Patient Advocate Designation
In Michigan, a person (the patient) may appoint another person (the patient advocate) to make some or all of the care, custody and medical treatment decisions on the patient’s behalf in the case of that patient’s disability and inability to make and/or communicate such decisions on behalf of him or herself.
Due to the federal Patient Self Determination Act, which requires all health care facilities receiving Medicare or Medicaid money to inform patients of their rights regarding health care decision making, many nursing homes now require that a newly admitted patient either have an effective Medical Power of Attorney or a court-appointed guardian so that medical decisions can continue to be made on behalf of the patient even if the patient loses the capacity to do so. This is in spite of the fact that the laws in Michigan do not allow a guardian to make medical treatment decisions which are allowed under the patient advocate designation.
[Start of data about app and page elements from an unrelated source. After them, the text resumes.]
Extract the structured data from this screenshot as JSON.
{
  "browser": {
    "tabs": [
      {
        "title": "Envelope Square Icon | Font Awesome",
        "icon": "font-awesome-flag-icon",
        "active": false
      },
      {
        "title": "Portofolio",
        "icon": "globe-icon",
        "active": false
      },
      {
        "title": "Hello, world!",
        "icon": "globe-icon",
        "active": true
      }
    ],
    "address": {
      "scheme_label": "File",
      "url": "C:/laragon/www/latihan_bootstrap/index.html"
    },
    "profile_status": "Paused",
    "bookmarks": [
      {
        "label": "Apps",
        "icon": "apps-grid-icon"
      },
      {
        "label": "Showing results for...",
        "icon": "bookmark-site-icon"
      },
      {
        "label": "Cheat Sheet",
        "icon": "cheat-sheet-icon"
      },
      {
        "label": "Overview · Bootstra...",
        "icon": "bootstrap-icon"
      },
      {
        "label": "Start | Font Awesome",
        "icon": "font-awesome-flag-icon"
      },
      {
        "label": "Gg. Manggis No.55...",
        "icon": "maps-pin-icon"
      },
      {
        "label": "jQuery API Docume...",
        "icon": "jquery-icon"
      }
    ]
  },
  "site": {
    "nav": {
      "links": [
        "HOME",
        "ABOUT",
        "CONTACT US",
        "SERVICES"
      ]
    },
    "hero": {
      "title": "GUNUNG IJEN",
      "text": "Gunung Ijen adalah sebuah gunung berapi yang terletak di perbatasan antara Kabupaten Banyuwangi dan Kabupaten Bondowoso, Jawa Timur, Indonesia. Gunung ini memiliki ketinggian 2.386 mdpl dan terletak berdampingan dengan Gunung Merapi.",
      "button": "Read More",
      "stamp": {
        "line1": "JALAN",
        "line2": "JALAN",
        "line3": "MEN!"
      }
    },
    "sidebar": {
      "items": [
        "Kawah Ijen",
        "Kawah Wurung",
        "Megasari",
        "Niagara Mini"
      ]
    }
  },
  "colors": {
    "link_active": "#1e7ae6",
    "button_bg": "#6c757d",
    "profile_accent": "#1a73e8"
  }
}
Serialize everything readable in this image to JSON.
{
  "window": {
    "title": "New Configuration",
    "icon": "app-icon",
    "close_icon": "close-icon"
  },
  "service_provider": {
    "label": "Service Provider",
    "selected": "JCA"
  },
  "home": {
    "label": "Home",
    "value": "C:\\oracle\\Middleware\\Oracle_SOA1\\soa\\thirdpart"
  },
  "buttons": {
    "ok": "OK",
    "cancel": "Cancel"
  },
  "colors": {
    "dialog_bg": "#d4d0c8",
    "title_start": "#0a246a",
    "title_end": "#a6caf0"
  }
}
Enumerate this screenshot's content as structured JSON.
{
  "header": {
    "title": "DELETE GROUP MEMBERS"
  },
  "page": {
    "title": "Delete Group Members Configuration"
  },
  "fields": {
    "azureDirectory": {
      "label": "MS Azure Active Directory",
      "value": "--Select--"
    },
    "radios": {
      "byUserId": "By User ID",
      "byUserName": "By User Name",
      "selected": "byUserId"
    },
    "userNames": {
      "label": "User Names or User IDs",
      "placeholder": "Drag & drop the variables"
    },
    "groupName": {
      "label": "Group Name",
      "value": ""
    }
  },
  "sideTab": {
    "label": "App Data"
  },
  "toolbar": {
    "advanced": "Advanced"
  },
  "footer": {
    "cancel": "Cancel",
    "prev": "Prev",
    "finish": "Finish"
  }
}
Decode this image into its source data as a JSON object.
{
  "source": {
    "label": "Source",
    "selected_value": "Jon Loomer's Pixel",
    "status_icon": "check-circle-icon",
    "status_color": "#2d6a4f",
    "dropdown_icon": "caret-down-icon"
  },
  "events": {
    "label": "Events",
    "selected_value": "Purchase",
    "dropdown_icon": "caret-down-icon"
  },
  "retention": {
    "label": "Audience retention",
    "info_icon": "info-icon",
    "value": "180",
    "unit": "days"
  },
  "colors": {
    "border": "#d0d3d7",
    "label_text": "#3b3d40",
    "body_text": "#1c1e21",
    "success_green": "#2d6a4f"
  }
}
While many refer to this document as a “Living Will”, it is not under Michigan law the same thing. A “Living Will” does not designate an advocate, or individual to speak for you on your medical care choices when you are unable to do so, it merely sets forth your philosophies and describes the types of medical treatment that you wish to receive or refuse in the event of incapacity. Michigan court decisions require more.
It is recommended that the Medical Power of Attorney, or Designation of Patient Advocate that complies with the State of Michigan laws be drafted and signed to provide the maximum assurance of protection in the event of your incapacity to make or communicate your medical preferences.
What should you consider when selecting a Patient Advocate?
You should select that individual that you trust to supervise your medical care and to follow your wishes even if those are not the choices that he or she would make. For this reason, it may be necessary to look beyond you parents or children for such an advocate. You may find that a close friend or a sibling is the better selection.
Whoever you choose, you must take the time to sit down and discuss this matter with him or her. Tell them what your philosophy is for medical care today and at the end of your lifetime. Give them enough information so that they feel comfortable with what your decisions would be.